START Entries shown

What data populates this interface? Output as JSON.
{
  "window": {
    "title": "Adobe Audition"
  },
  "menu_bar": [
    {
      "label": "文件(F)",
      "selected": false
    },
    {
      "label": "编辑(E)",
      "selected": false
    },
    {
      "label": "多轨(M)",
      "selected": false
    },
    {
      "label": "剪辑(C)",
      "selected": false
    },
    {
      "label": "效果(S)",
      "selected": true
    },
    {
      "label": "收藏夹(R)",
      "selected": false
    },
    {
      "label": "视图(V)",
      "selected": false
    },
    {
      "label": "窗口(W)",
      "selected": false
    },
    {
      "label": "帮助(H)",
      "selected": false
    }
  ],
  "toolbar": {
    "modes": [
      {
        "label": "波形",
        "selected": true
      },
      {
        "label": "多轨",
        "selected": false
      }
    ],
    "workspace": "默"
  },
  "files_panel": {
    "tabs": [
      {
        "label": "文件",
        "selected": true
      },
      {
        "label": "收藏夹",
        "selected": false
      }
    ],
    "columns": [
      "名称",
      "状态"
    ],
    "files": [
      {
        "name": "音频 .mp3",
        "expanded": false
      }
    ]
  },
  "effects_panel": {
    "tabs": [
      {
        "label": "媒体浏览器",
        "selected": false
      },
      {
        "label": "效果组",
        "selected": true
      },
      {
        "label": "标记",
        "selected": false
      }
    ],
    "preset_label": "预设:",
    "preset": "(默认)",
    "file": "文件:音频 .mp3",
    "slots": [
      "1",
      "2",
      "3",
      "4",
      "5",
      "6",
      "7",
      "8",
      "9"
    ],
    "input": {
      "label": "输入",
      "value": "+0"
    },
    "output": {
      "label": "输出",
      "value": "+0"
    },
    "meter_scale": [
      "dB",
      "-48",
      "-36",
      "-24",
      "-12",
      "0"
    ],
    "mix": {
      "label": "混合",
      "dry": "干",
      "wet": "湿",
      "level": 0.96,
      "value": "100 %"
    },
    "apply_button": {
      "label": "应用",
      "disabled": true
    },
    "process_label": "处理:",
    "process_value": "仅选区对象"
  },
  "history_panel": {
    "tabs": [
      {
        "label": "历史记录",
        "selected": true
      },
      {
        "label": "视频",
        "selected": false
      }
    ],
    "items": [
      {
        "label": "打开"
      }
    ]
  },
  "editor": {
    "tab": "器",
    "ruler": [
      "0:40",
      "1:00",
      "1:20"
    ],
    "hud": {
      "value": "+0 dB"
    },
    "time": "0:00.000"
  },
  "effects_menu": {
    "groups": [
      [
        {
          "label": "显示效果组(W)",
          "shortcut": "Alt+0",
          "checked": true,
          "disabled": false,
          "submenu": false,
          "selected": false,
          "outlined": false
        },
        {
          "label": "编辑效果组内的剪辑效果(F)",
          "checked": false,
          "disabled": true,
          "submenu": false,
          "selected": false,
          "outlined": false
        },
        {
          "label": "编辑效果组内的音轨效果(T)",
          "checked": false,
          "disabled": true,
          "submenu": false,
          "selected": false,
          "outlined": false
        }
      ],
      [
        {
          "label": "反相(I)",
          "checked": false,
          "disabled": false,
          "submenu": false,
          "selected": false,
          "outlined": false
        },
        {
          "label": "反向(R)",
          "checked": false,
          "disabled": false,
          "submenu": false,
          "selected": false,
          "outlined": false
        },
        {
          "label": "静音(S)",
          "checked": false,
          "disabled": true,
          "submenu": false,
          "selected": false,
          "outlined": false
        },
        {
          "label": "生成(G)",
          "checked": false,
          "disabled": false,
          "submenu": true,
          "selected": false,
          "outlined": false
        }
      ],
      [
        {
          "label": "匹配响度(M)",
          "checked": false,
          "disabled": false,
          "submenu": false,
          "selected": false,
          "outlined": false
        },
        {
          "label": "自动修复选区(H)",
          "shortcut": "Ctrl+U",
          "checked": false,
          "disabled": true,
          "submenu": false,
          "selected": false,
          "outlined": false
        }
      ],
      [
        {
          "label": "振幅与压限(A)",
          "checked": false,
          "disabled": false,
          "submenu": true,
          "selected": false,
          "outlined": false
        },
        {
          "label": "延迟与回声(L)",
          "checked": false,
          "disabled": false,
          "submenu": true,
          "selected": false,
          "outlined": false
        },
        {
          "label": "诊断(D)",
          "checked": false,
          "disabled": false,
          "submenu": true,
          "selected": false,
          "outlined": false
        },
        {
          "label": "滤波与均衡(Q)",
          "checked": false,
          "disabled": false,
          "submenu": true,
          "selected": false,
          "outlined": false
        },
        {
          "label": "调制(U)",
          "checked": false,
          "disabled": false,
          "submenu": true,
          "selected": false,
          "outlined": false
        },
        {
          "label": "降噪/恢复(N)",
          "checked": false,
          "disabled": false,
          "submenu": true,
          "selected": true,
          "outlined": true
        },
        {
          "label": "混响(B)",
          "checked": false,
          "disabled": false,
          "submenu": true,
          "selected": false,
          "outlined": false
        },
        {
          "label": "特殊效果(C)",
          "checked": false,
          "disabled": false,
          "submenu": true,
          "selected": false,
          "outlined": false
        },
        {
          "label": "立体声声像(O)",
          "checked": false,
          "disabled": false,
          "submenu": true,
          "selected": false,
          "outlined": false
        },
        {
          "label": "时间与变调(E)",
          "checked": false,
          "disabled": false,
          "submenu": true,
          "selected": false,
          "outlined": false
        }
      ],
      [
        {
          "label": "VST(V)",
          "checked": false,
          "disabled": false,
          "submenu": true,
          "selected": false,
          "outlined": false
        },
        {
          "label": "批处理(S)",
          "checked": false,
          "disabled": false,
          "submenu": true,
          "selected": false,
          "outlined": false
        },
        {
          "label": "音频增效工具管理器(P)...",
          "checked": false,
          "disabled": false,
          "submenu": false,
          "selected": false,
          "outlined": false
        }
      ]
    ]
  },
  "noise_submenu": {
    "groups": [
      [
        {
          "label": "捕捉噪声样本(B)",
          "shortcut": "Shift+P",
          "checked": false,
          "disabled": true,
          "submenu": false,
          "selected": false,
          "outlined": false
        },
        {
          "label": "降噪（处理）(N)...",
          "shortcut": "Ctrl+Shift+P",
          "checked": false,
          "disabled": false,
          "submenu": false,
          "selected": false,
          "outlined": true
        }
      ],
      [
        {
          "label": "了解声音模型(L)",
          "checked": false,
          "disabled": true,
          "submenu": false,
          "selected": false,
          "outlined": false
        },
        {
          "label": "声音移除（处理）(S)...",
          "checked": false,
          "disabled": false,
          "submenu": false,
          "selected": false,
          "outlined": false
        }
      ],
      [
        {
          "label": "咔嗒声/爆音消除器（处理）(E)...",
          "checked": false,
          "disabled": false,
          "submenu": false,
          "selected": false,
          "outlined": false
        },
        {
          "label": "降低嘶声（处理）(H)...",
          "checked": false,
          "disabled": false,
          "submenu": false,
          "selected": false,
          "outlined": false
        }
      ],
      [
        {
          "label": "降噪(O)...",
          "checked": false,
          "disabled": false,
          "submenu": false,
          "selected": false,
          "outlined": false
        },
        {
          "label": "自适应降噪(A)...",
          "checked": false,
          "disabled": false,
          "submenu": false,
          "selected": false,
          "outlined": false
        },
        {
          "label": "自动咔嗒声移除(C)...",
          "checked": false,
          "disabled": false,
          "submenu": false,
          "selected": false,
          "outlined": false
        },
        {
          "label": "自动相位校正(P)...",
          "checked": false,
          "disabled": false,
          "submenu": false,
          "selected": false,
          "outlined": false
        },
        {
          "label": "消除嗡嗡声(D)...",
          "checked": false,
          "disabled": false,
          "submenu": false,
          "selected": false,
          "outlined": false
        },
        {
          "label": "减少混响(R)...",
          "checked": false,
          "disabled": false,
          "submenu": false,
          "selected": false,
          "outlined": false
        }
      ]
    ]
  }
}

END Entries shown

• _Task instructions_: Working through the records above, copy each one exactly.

• _Written response_:
What data populates this interface? Output as JSON.
{
  "window": {
    "title": "Adobe Audition"
  },
  "menu_bar": [
    {
      "label": "文件(F)",
      "selected": false
    },
    {
      "label": "编辑(E)",
      "selected": false
    },
    {
      "label": "多轨(M)",
      "selected": false
    },
    {
      "label": "剪辑(C)",
      "selected": false
    },
    {
      "label": "效果(S)",
      "selected": true
    },
    {
      "label": "收藏夹(R)",
      "selected": false
    },
    {
      "label": "视图(V)",
      "selected": false
    },
    {
      "label": "窗口(W)",
      "selected": false
    },
    {
      "label": "帮助(H)",
      "selected": false
    }
  ],
  "toolbar": {
    "modes": [
      {
        "label": "波形",
        "selected": true
      },
      {
        "label": "多轨",
        "selected": false
      }
    ],
    "workspace": "默"
  },
  "files_panel": {
    "tabs": [
      {
        "label": "文件",
        "selected": true
      },
      {
        "label": "收藏夹",
        "selected": false
      }
    ],
    "columns": [
      "名称",
      "状态"
    ],
    "files": [
      {
        "name": "音频 .mp3",
        "expanded": false
      }
    ]
  },
  "effects_panel": {
    "tabs": [
      {
        "label": "媒体浏览器",
        "selected": false
      },
      {
        "label": "效果组",
        "selected": true
      },
      {
        "label": "标记",
        "selected": false
      }
    ],
    "preset_label": "预设:",
    "preset": "(默认)",
    "file": "文件:音频 .mp3",
    "slots": [
      "1",
      "2",
      "3",
      "4",
      "5",
      "6",
      "7",
      "8",
      "9"
    ],
    "input": {
      "label": "输入",
      "value": "+0"
    },
    "output": {
      "label": "输出",
      "value": "+0"
    },
    "meter_scale": [
      "dB",
      "-48",
      "-36",
      "-24",
      "-12",
      "0"
    ],
    "mix": {
      "label": "混合",
      "dry": "干",
      "wet": "湿",
      "level": 0.96,
      "value": "100 %"
    },
    "apply_button": {
      "label": "应用",
      "disabled": true
    },
    "process_label": "处理:",
    "process_value": "仅选区对象"
  },
  "history_panel": {
    "tabs": [
      {
        "label": "历史记录",
        "selected": true
      },
      {
        "label": "视频",
        "selected": false
      }
    ],
    "items": [
      {
        "label": "打开"
      }
    ]
  },
  "editor": {
    "tab": "器",
    "ruler": [
      "0:40",
      "1:00",
      "1:20"
    ],
    "hud": {
      "value": "+0 dB"
    },
    "time": "0:00.000"
  },
  "effects_menu": {
    "groups": [
      [
        {
          "label": "显示效果组(W)",
          "shortcut": "Alt+0",
          "checked": true,
          "disabled": false,
          "submenu": false,
          "selected": false,
          "outlined": false
        },
        {
          "label": "编辑效果组内的剪辑效果(F)",
          "checked": false,
          "disabled": true,
          "submenu": false,
          "selected": false,
          "outlined": false
        },
        {
          "label": "编辑效果组内的音轨效果(T)",
          "checked": false,
          "disabled": true,
          "submenu": false,
          "selected": false,
          "outlined": false
        }
      ],
      [
        {
          "label": "反相(I)",
          "checked": false,
          "disabled": false,
          "submenu": false,
          "selected": false,
          "outlined": false
        },
        {
          "label": "反向(R)",
          "checked": false,
          "disabled": false,
          "submenu": false,
          "selected": false,
          "outlined": false
        },
        {
          "label": "静音(S)",
          "checked": false,
          "disabled": true,
          "submenu": false,
          "selected": false,
          "outlined": false
        },
        {
          "label": "生成(G)",
          "checked": false,
          "disabled": false,
          "submenu": true,
          "selected": false,
          "outlined": false
        }
      ],
      [
        {
          "label": "匹配响度(M)",
          "checked": false,
          "disabled": false,
          "submenu": false,
          "selected": false,
          "outlined": false
        },
        {
          "label": "自动修复选区(H)",
          "shortcut": "Ctrl+U",
          "checked": false,
          "disabled": true,
          "submenu": false,
          "selected": false,
          "outlined": false
        }
      ],
      [
        {
          "label": "振幅与压限(A)",
          "checked": false,
          "disabled": false,
          "submenu": true,
          "selected": false,
          "outlined": false
        },
        {
          "label": "延迟与回声(L)",
          "checked": false,
          "disabled": false,
          "submenu": true,
          "selected": false,
          "outlined": false
        },
        {
          "label": "诊断(D)",
          "checked": false,
          "disabled": false,
          "submenu": true,
          "selected": false,
          "outlined": false
        },
        {
          "label": "滤波与均衡(Q)",
          "checked": false,
          "disabled": false,
          "submenu": true,
          "selected": false,
          "outlined": false
        },
        {
          "label": "调制(U)",
          "checked": false,
          "disabled": false,
          "submenu": true,
          "selected": false,
          "outlined": false
        },
        {
          "label": "降噪/恢复(N)",
          "checked": false,
          "disabled": false,
          "submenu": true,
          "selected": true,
          "outlined": true
        },
        {
          "label": "混响(B)",
          "checked": false,
          "disabled": false,
          "submenu": true,
          "selected": false,
          "outlined": false
        },
        {
          "label": "特殊效果(C)",
          "checked": false,
          "disabled": false,
          "submenu": true,
          "selected": false,
          "outlined": false
        },
        {
          "label": "立体声声像(O)",
          "checked": false,
          "disabled": false,
          "submenu": true,
          "selected": false,
          "outlined": false
        },
        {
          "label": "时间与变调(E)",
          "checked": false,
          "disabled": false,
          "submenu": true,
          "selected": false,
          "outlined": false
        }
      ],
      [
        {
          "label": "VST(V)",
          "checked": false,
          "disabled": false,
          "submenu": true,
          "selected": false,
          "outlined": false
        },
        {
          "label": "批处理(S)",
          "checked": false,
          "disabled": false,
          "submenu": true,
          "selected": false,
          "outlined": false
        },
        {
          "label": "音频增效工具管理器(P)...",
          "checked": false,
          "disabled": false,
          "submenu": false,
          "selected": false,
          "outlined": false
        }
      ]
    ]
  },
  "noise_submenu": {
    "groups": [
      [
        {
          "label": "捕捉噪声样本(B)",
          "shortcut": "Shift+P",
          "checked": false,
          "disabled": true,
          "submenu": false,
          "selected": false,
          "outlined": false
        },
        {
          "label": "降噪（处理）(N)...",
          "shortcut": "Ctrl+Shift+P",
          "checked": false,
          "disabled": false,
          "submenu": false,
          "selected": false,
          "outlined": true
        }
      ],
      [
        {
          "label": "了解声音模型(L)",
          "checked": false,
          "disabled": true,
          "submenu": false,
          "selected": false,
          "outlined": false
        },
        {
          "label": "声音移除（处理）(S)...",
          "checked": false,
          "disabled": false,
          "submenu": false,
          "selected": false,
          "outlined": false
        }
      ],
      [
        {
          "label": "咔嗒声/爆音消除器（处理）(E)...",
          "checked": false,
          "disabled": false,
          "submenu": false,
          "selected": false,
          "outlined": false
        },
        {
          "label": "降低嘶声（处理）(H)...",
          "checked": false,
          "disabled": false,
          "submenu": false,
          "selected": false,
          "outlined": false
        }
      ],
      [
        {
          "label": "降噪(O)...",
          "checked": false,
          "disabled": false,
          "submenu": false,
          "selected": false,
          "outlined": false
        },
        {
          "label": "自适应降噪(A)...",
          "checked": false,
          "disabled": false,
          "submenu": false,
          "selected": false,
          "outlined": false
        },
        {
          "label": "自动咔嗒声移除(C)...",
          "checked": false,
          "disabled": false,
          "submenu": false,
          "selected": false,
          "outlined": false
        },
        {
          "label": "自动相位校正(P)...",
          "checked": false,
          "disabled": false,
          "submenu": false,
          "selected": false,
          "outlined": false
        },
        {
          "label": "消除嗡嗡声(D)...",
          "checked": false,
          "disabled": false,
          "submenu": false,
          "selected": false,
          "outlined": false
        },
        {
          "label": "减少混响(R)...",
          "checked": false,
          "disabled": false,
          "submenu": false,
          "selected": false,
          "outlined": false
        }
      ]
    ]
  }
}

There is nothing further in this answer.